In order to delete user profiles, it is advised to utilize an integrated GUI (graphical user interface) interface of Windows (Start > System > Advanced System Settings >User Profile – Settings). This will erase all registry references and also the user’s profiles directory (normally located in C:Users). What happens do you do if it doesn’t perform in the way it is supposed to?
The past week I came across an operating system that was infected by different malware. It was the case with a Windows 2008 R2 Remote Desktop server, however it could have likely happened to a computer that was running Windows 7 or Windows 8 or Windows 2012.

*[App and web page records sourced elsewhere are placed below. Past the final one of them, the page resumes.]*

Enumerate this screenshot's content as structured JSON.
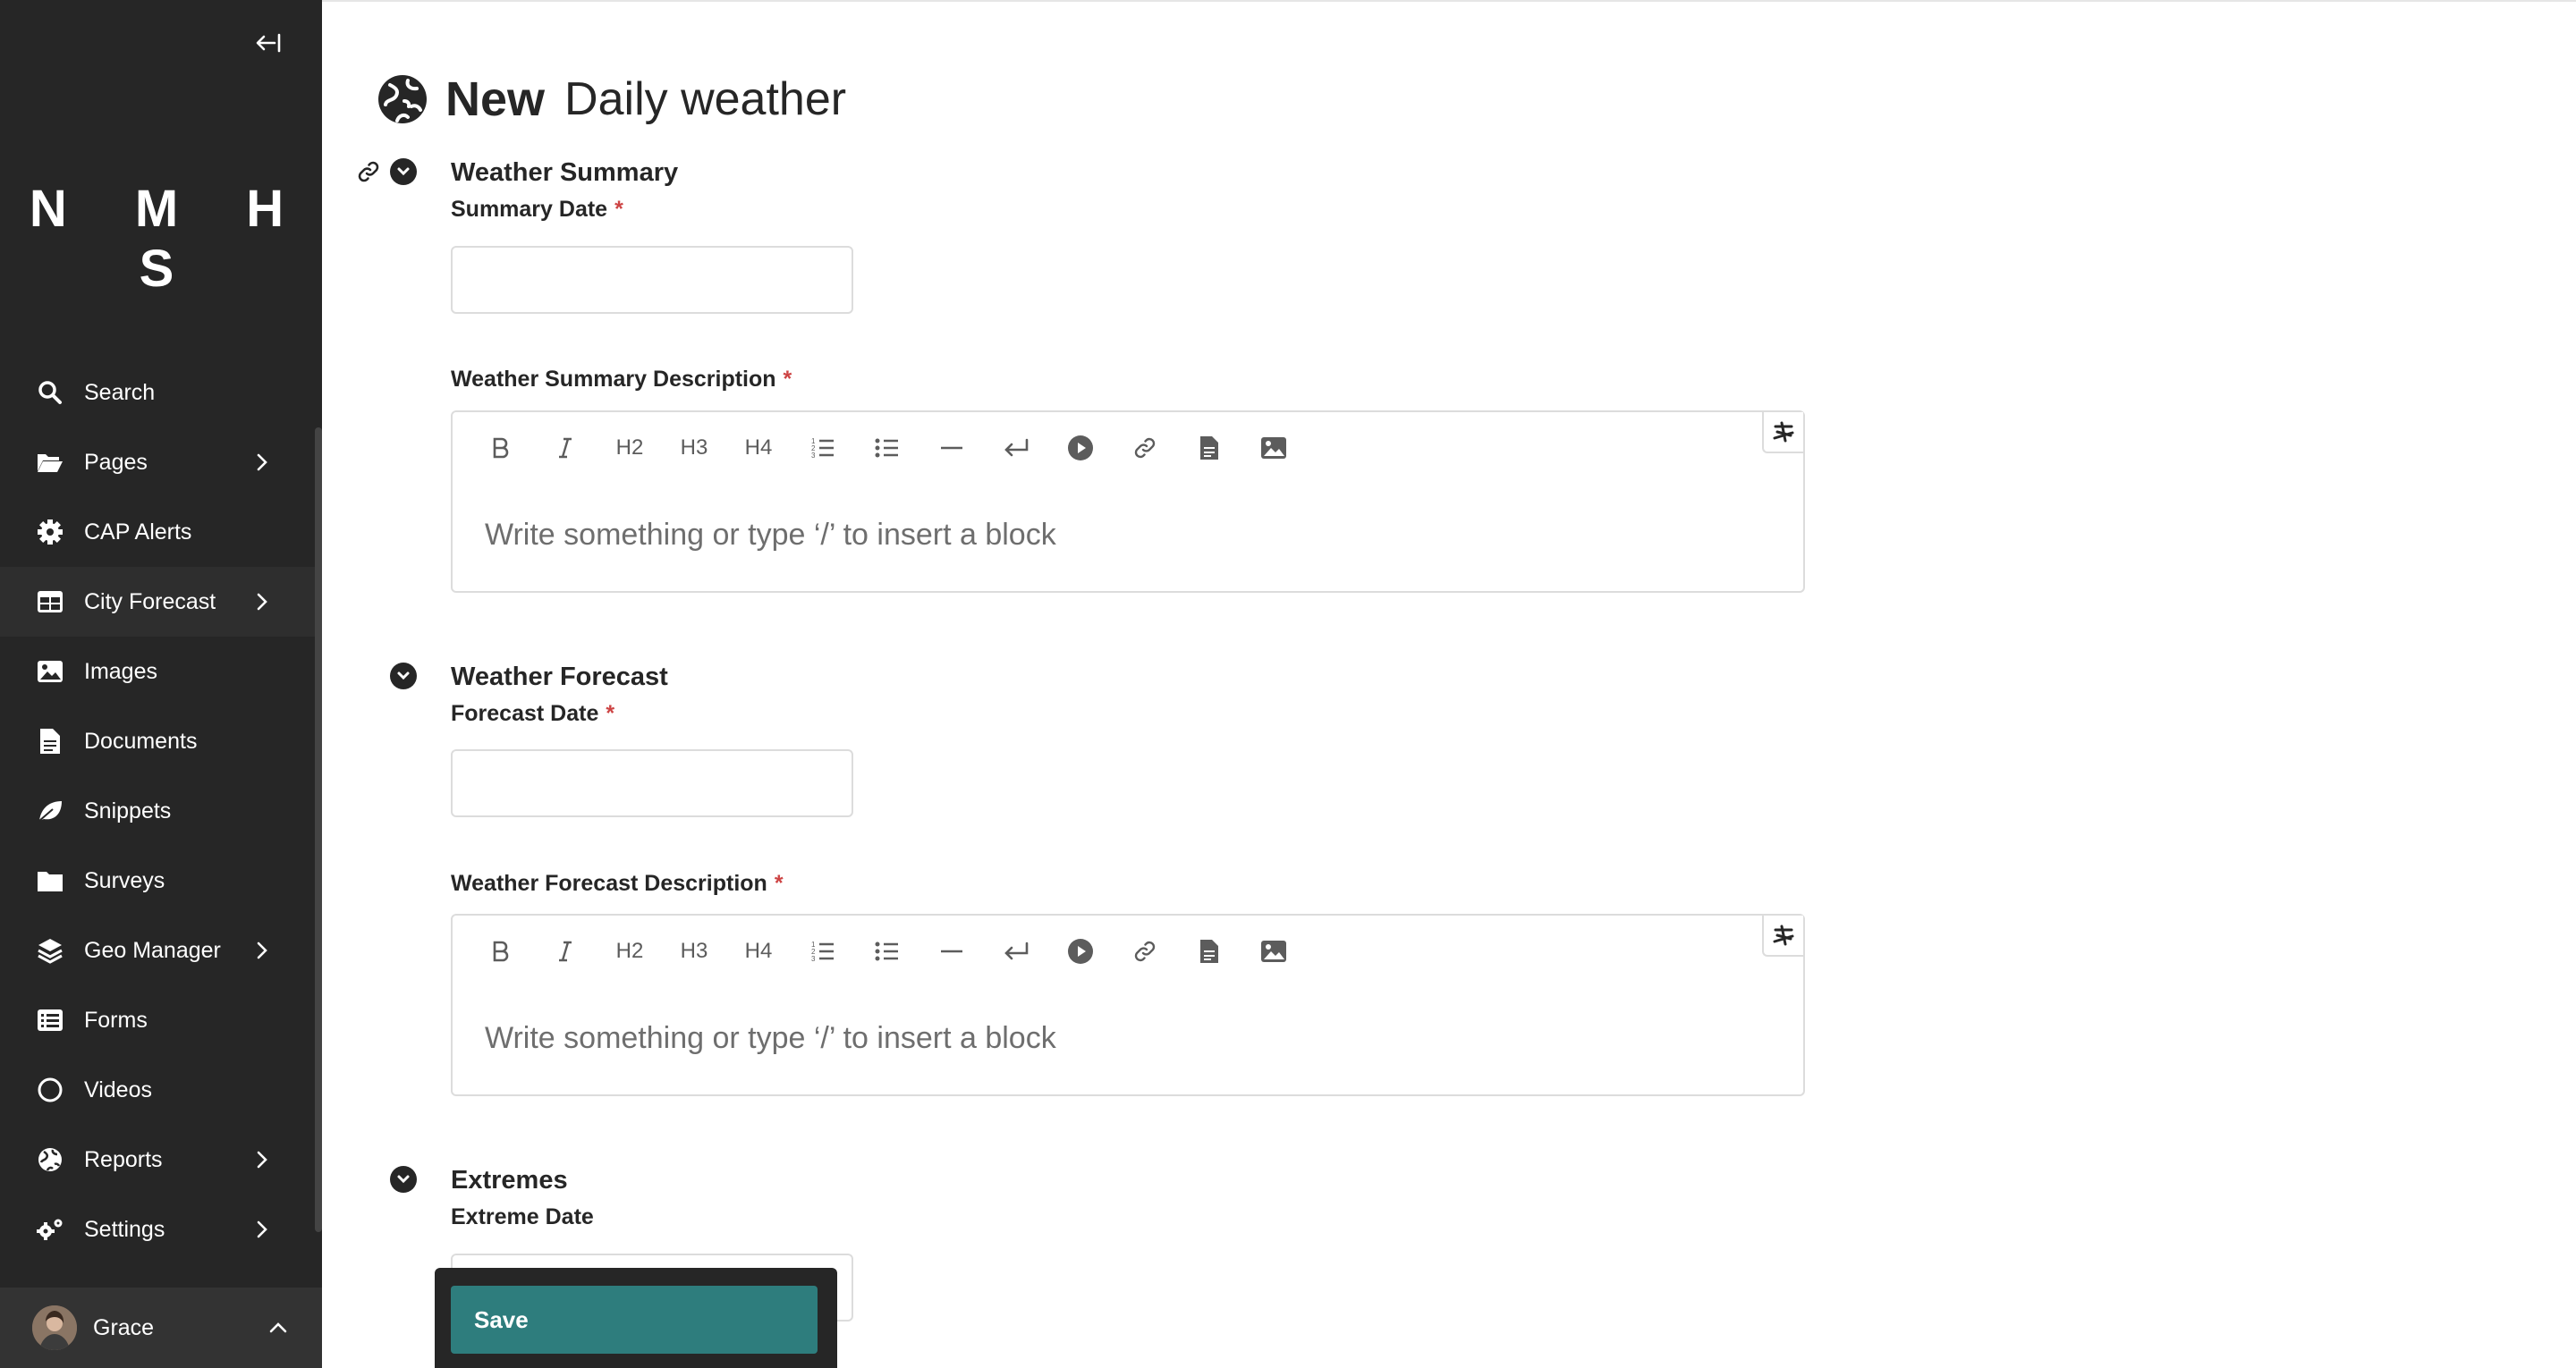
{
  "sidebar": {
    "logo": "N M H S",
    "items": [
      {
        "label": "Search",
        "icon": "search-icon",
        "has_submenu": false
      },
      {
        "label": "Pages",
        "icon": "folder-open-icon",
        "has_submenu": true
      },
      {
        "label": "CAP Alerts",
        "icon": "gear-icon",
        "has_submenu": false
      },
      {
        "label": "City Forecast",
        "icon": "table-icon",
        "has_submenu": true,
        "active": true
      },
      {
        "label": "Images",
        "icon": "image-icon",
        "has_submenu": false
      },
      {
        "label": "Documents",
        "icon": "document-icon",
        "has_submenu": false
      },
      {
        "label": "Snippets",
        "icon": "leaf-icon",
        "has_submenu": false
      },
      {
        "label": "Surveys",
        "icon": "folder-icon",
        "has_submenu": false
      },
      {
        "label": "Geo Manager",
        "icon": "layers-icon",
        "has_submenu": true
      },
      {
        "label": "Forms",
        "icon": "list-icon",
        "has_submenu": false
      },
      {
        "label": "Videos",
        "icon": "circle-icon",
        "has_submenu": false
      },
      {
        "label": "Reports",
        "icon": "globe-icon",
        "has_submenu": true
      },
      {
        "label": "Settings",
        "icon": "cogs-icon",
        "has_submenu": true
      }
    ],
    "user": {
      "name": "Grace"
    }
  },
  "header": {
    "prefix": "New",
    "title": "Daily weather"
  },
  "sections": {
    "summary": {
      "title": "Weather Summary",
      "date_label": "Summary Date",
      "desc_label": "Weather Summary Description",
      "placeholder": "Write something or type ‘/’ to insert a block"
    },
    "forecast": {
      "title": "Weather Forecast",
      "date_label": "Forecast Date",
      "desc_label": "Weather Forecast Description",
      "placeholder": "Write something or type ‘/’ to insert a block"
    },
    "extremes": {
      "title": "Extremes",
      "date_label": "Extreme Date"
    }
  },
  "required_mark": "*",
  "toolbar": {
    "h2": "H2",
    "h3": "H3",
    "h4": "H4"
  },
  "footer": {
    "save_label": "Save"
  },
  "colors": {
    "sidebar_bg": "#262626",
    "accent": "#2e7d7d",
    "required": "#cd4444"
  }
}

A step I needed to complete, in order to clean the malware was to recreate the user profile of a particular user. Because of the malware-related infections the deletion of user profiles was not completed successfully. Because some certain parts of Windows thought that there was an account, logging as the user resulted in the use of an unofficial profile, instead of automatically creating a brand new one. Additionally, due to this I was not able to use my GUI tool to view/delete personal profiles for local users. What do I do now?
I was fortunate to find the solution quickly , and it wasn’t that difficult, but it did require careful attention:

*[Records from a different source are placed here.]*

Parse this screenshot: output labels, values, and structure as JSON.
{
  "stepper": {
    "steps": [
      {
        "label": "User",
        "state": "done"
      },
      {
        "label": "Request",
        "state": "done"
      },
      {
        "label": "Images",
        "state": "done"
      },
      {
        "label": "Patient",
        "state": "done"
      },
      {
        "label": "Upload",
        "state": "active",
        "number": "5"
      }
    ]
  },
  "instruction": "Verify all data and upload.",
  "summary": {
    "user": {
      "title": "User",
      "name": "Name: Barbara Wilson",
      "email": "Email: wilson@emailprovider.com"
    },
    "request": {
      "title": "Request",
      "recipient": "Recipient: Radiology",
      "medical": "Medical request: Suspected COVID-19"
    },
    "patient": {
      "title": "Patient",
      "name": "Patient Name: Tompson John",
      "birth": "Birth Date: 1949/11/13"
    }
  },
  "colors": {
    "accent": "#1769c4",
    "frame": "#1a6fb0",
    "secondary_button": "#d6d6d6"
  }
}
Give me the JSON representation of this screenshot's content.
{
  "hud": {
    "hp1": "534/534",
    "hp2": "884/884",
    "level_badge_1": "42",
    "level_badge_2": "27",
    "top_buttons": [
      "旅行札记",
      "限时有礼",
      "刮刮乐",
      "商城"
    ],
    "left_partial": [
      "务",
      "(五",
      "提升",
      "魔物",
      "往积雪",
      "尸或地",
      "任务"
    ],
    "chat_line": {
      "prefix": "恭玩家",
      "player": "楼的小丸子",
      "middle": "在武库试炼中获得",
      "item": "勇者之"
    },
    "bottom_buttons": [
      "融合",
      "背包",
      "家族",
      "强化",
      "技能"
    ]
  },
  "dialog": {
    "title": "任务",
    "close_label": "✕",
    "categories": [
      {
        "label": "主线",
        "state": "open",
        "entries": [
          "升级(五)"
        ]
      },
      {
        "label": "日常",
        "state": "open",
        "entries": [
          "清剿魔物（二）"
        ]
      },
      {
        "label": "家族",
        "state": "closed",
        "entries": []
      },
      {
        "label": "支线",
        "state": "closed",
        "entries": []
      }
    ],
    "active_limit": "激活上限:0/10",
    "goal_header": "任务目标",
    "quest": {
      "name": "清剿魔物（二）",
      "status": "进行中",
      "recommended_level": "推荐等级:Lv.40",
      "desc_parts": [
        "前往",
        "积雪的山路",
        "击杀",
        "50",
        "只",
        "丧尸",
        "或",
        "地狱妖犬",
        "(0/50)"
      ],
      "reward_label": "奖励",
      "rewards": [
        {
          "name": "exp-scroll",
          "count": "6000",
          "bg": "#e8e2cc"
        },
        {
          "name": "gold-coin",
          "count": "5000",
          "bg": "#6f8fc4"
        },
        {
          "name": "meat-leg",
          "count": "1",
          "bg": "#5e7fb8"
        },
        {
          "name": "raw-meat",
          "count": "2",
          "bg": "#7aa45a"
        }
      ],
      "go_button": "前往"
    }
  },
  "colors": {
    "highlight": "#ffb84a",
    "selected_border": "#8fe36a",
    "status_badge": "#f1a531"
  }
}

- First, ensure that the profile folder located in C:Users was gone completely.
- Find the SID of the user (security identifyr):
- From a command line use: wmic useraccount get name, sid (type exactly like the example below)

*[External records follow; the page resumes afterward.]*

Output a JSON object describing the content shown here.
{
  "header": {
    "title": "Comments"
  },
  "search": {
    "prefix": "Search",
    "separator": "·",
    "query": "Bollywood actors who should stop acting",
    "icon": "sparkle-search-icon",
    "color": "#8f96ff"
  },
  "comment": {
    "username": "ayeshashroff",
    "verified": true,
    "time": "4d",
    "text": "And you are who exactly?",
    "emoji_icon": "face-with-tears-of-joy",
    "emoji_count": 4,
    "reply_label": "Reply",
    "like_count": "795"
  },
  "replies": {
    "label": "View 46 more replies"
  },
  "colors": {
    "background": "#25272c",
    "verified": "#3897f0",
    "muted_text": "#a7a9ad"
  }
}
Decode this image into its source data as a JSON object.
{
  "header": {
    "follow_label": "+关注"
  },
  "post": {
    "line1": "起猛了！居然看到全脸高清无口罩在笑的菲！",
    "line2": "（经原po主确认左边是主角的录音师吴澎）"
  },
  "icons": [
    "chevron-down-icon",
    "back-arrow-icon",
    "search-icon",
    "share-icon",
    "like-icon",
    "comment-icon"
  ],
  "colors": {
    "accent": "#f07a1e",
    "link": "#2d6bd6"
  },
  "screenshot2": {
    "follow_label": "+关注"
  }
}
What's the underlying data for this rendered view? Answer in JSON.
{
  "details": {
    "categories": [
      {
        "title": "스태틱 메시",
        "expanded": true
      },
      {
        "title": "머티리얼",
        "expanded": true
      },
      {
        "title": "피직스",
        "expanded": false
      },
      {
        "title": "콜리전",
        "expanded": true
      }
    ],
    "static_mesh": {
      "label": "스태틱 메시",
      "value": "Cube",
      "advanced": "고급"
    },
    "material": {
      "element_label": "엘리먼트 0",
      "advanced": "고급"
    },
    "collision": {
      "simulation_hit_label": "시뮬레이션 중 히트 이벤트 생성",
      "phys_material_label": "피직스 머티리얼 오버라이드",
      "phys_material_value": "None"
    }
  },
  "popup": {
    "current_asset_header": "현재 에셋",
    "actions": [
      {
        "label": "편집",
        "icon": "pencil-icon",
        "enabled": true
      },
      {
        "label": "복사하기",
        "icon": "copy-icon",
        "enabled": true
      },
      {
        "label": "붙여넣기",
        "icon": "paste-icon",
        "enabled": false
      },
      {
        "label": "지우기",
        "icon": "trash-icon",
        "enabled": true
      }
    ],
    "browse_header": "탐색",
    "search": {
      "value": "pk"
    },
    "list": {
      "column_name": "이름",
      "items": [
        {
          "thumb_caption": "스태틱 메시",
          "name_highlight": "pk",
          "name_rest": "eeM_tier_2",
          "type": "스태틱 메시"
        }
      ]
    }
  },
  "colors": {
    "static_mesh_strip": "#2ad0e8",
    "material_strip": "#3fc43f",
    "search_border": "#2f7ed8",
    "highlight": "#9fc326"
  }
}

- In the registry, expand HKLM\Software\Microsoft\WindowsNT\CurrentVersion\ProfileList and find the key named with the SID of the desired user. By right-clicking to the name of the key and save onto the desktop (you’ll require this later for following steps). Click on the right-click icon, and remove the key.
- Utilizing Notepad using Notepad, I start the registry export that I exported from prior step. Find the GUID of the user you want to use. In the registry expand HKLM\Software\Microsoft\WindowsNT\CurrentVersion\ProfileGuid and find the key named with the GUID of the desired user. Right-click the folder and erase the key.
When you log in as the user you are, Windows should automatically create the local profile.